The default number of primary shard is 5. For future scalability, is there
any drawback if
I set it to a big number?

--


(David Pilato) #3

I add to Radu's answer that if you have many shards on a single node, you can hit the "too many open files" issue. Each shard is a full Lucene instance.

--
David :wink:
Twitter : @dadoonet / @elasticsearchfr / @scrutmydocs

Le 25 oct. 2012 à 11:46, Radu Gheorghe radu.gheorghe@sematext.com a écrit :

Hello Jerry,

The problem with having many shards is that each shard has an
overhead. So while it's OK to over-shard in order to scale out, if you
exaggerate things will get slow, especially on the query side.

Luckily, there are other solutions than starting off with a huge
number of shards. It depends on your data to choose what fits best.
For example, you can add more indices as you go along.

I suggest you take a look at this video, as it's exactly about this topic:
http://www.elasticsearch.org/videos/2012/06/05/big-data-search-and-analytics.html

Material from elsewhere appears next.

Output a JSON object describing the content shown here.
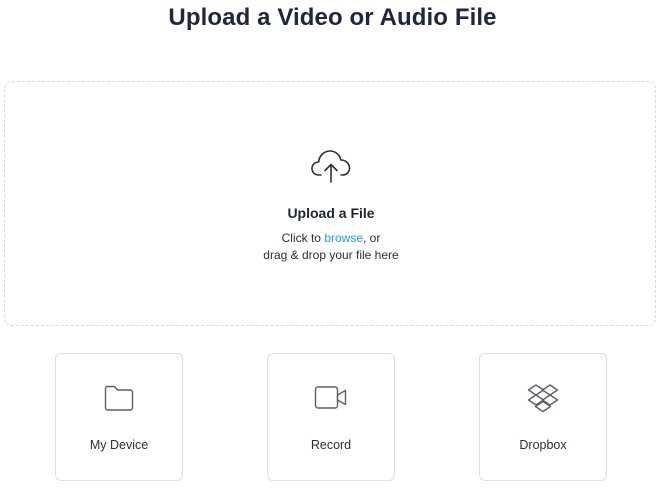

Best regards,
Radu

http://sematext.com/ -- ElasticSearch -- Solr -- Lucene

On Thu, Oct 25, 2012 at 10:05 AM, Jerry Chou fishlet0528@gmail.com wrote:

For each cluster, I know that I can scale out query capacity by adding
replica nodes.
But is it possible that I can scale out in data volume?

As I know all data are written into one of the primary shards first, then
copied into replicas.
However the number of primary shards has to be defined at the beginning.
Doesn't that
pose a limitation on the max number of instances(for primary shards) in the
cluster?

The default number of primary shard is 5. For future scalability, is there
any drawback if
I set it to a big number?

--

--


(BillyEm) #4

Radu: It'd be nice if "overhead" were defined. Since resources are almost
always in a cost-benefit relationship in a datacenter.

Jerry: as to sharding out before you need it. Take a look at routing, and
installing your own hash algorithm. Remember Computer 101, about why there
isn''t just 1 implementation of hash. You could use the two to distribute
your data onto only the resources benefiting you. The PLAN to scale out via
the same algorithmic relationships would have to be done as part of phase

  1. Complexity changes orders of mag ... right if you don't. . As always,
    knowing your content, if you can, (sometimes not possible in the real world
    folks) will make a world of of difference.

g'luck.

On Thursday, October 25, 2012 3:05:51 AM UTC-4, Jerry Chou wrote:

For each cluster, I know that I can scale out query capacity by adding
replica nodes.
But is it possible that I can scale out in data volume?

As I know all data are written into one of the primary shards first, then
copied into replicas.
However the number of primary shards has to be defined at the beginning.
Doesn't that
pose a limitation on the max number of instances(for primary shards) in
the cluster?

The default number of primary shard is 5. For future scalability, is there
any drawback if
I set it to a big number?

--


(system) #5